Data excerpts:

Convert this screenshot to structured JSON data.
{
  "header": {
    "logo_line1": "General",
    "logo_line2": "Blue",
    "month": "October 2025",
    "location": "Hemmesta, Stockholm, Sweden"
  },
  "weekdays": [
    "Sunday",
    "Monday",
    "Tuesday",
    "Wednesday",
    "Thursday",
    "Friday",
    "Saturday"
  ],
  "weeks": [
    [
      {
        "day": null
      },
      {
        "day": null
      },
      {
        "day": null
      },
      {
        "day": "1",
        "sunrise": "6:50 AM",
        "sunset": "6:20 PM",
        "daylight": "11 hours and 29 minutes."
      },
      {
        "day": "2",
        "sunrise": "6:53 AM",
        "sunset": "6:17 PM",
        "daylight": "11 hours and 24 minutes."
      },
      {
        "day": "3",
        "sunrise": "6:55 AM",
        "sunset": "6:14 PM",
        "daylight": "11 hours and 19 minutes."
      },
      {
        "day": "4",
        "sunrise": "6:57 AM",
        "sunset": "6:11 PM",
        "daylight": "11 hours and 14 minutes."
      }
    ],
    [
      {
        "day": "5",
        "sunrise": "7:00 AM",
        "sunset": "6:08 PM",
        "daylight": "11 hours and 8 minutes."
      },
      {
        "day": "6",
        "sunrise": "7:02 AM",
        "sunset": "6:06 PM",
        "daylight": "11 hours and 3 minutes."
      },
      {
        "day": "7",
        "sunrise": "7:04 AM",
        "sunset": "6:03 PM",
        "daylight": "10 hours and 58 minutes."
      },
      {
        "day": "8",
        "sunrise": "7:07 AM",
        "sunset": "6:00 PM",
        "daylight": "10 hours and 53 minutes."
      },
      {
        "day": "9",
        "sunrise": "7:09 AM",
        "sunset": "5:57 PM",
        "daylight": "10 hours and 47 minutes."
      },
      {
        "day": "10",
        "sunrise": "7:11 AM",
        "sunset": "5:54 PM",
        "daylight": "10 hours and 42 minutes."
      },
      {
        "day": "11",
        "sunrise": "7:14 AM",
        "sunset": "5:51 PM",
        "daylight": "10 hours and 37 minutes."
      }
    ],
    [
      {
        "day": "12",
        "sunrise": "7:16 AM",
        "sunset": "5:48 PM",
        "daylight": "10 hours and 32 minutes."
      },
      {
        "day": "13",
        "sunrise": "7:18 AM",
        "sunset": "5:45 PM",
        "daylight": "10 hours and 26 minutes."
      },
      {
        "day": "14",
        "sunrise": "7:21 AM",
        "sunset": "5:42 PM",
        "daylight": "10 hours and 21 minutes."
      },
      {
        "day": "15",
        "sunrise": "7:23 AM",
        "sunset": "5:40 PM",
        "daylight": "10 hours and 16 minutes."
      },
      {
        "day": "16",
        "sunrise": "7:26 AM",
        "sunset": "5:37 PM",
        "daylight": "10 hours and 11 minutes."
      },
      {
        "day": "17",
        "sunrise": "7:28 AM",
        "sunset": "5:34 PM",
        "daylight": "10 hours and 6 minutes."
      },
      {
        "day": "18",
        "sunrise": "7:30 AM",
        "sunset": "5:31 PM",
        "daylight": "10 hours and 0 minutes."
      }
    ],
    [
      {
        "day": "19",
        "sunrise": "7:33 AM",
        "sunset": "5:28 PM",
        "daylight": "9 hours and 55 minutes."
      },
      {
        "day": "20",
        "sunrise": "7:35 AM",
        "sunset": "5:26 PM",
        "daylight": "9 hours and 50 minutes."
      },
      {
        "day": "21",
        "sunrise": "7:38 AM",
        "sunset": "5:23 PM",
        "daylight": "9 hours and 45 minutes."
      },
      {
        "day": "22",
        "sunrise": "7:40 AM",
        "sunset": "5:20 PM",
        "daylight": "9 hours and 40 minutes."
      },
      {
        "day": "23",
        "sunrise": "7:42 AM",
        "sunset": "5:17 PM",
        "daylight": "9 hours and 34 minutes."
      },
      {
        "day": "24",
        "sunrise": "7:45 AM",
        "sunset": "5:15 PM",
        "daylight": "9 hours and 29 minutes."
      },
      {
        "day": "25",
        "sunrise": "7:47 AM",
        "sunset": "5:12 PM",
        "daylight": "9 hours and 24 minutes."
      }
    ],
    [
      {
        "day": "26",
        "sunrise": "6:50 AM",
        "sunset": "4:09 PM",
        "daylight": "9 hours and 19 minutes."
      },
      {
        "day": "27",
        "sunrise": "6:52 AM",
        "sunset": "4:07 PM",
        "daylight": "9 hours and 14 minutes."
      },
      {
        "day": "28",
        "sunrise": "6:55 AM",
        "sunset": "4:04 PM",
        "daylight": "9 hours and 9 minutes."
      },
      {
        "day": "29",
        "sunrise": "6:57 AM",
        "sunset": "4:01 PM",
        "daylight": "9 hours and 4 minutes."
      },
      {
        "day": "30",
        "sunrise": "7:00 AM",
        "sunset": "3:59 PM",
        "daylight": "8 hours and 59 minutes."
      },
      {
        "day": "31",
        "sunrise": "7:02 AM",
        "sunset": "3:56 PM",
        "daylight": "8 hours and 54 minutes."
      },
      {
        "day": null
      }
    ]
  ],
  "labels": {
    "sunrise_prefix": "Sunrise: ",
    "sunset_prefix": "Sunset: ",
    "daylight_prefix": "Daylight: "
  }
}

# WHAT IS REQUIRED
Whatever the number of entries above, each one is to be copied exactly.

# FINAL ANSWER
Convert this screenshot to structured JSON data.
{
  "header": {
    "logo_line1": "General",
    "logo_line2": "Blue",
    "month": "October 2025",
    "location": "Hemmesta, Stockholm, Sweden"
  },
  "weekdays": [
    "Sunday",
    "Monday",
    "Tuesday",
    "Wednesday",
    "Thursday",
    "Friday",
    "Saturday"
  ],
  "weeks": [
    [
      {
        "day": null
      },
      {
        "day": null
      },
      {
        "day": null
      },
      {
        "day": "1",
        "sunrise": "6:50 AM",
        "sunset": "6:20 PM",
        "daylight": "11 hours and 29 minutes."
      },
      {
        "day": "2",
        "sunrise": "6:53 AM",
        "sunset": "6:17 PM",
        "daylight": "11 hours and 24 minutes."
      },
      {
        "day": "3",
        "sunrise": "6:55 AM",
        "sunset": "6:14 PM",
        "daylight": "11 hours and 19 minutes."
      },
      {
        "day": "4",
        "sunrise": "6:57 AM",
        "sunset": "6:11 PM",
        "daylight": "11 hours and 14 minutes."
      }
    ],
    [
      {
        "day": "5",
        "sunrise": "7:00 AM",
        "sunset": "6:08 PM",
        "daylight": "11 hours and 8 minutes."
      },
      {
        "day": "6",
        "sunrise": "7:02 AM",
        "sunset": "6:06 PM",
        "daylight": "11 hours and 3 minutes."
      },
      {
        "day": "7",
        "sunrise": "7:04 AM",
        "sunset": "6:03 PM",
        "daylight": "10 hours and 58 minutes."
      },
      {
        "day": "8",
        "sunrise": "7:07 AM",
        "sunset": "6:00 PM",
        "daylight": "10 hours and 53 minutes."
      },
      {
        "day": "9",
        "sunrise": "7:09 AM",
        "sunset": "5:57 PM",
        "daylight": "10 hours and 47 minutes."
      },
      {
        "day": "10",
        "sunrise": "7:11 AM",
        "sunset": "5:54 PM",
        "daylight": "10 hours and 42 minutes."
      },
      {
        "day": "11",
        "sunrise": "7:14 AM",
        "sunset": "5:51 PM",
        "daylight": "10 hours and 37 minutes."
      }
    ],
    [
      {
        "day": "12",
        "sunrise": "7:16 AM",
        "sunset": "5:48 PM",
        "daylight": "10 hours and 32 minutes."
      },
      {
        "day": "13",
        "sunrise": "7:18 AM",
        "sunset": "5:45 PM",
        "daylight": "10 hours and 26 minutes."
      },
      {
        "day": "14",
        "sunrise": "7:21 AM",
        "sunset": "5:42 PM",
        "daylight": "10 hours and 21 minutes."
      },
      {
        "day": "15",
        "sunrise": "7:23 AM",
        "sunset": "5:40 PM",
        "daylight": "10 hours and 16 minutes."
      },
      {
        "day": "16",
        "sunrise": "7:26 AM",
        "sunset": "5:37 PM",
        "daylight": "10 hours and 11 minutes."
      },
      {
        "day": "17",
        "sunrise": "7:28 AM",
        "sunset": "5:34 PM",
        "daylight": "10 hours and 6 minutes."
      },
      {
        "day": "18",
        "sunrise": "7:30 AM",
        "sunset": "5:31 PM",
        "daylight": "10 hours and 0 minutes."
      }
    ],
    [
      {
        "day": "19",
        "sunrise": "7:33 AM",
        "sunset": "5:28 PM",
        "daylight": "9 hours and 55 minutes."
      },
      {
        "day": "20",
        "sunrise": "7:35 AM",
        "sunset": "5:26 PM",
        "daylight": "9 hours and 50 minutes."
      },
      {
        "day": "21",
        "sunrise": "7:38 AM",
        "sunset": "5:23 PM",
        "daylight": "9 hours and 45 minutes."
      },
      {
        "day": "22",
        "sunrise": "7:40 AM",
        "sunset": "5:20 PM",
        "daylight": "9 hours and 40 minutes."
      },
      {
        "day": "23",
        "sunrise": "7:42 AM",
        "sunset": "5:17 PM",
        "daylight": "9 hours and 34 minutes."
      },
      {
        "day": "24",
        "sunrise": "7:45 AM",
        "sunset": "5:15 PM",
        "daylight": "9 hours and 29 minutes."
      },
      {
        "day": "25",
        "sunrise": "7:47 AM",
        "sunset": "5:12 PM",
        "daylight": "9 hours and 24 minutes."
      }
    ],
    [
      {
        "day": "26",
        "sunrise": "6:50 AM",
        "sunset": "4:09 PM",
        "daylight": "9 hours and 19 minutes."
      },
      {
        "day": "27",
        "sunrise": "6:52 AM",
        "sunset": "4:07 PM",
        "daylight": "9 hours and 14 minutes."
      },
      {
        "day": "28",
        "sunrise": "6:55 AM",
        "sunset": "4:04 PM",
        "daylight": "9 hours and 9 minutes."
      },
      {
        "day": "29",
        "sunrise": "6:57 AM",
        "sunset": "4:01 PM",
        "daylight": "9 hours and 4 minutes."
      },
      {
        "day": "30",
        "sunrise": "7:00 AM",
        "sunset": "3:59 PM",
        "daylight": "8 hours and 59 minutes."
      },
      {
        "day": "31",
        "sunrise": "7:02 AM",
        "sunset": "3:56 PM",
        "daylight": "8 hours and 54 minutes."
      },
      {
        "day": null
      }
    ]
  ],
  "labels": {
    "sunrise_prefix": "Sunrise: ",
    "sunset_prefix": "Sunset: ",
    "daylight_prefix": "Daylight: "
  }
}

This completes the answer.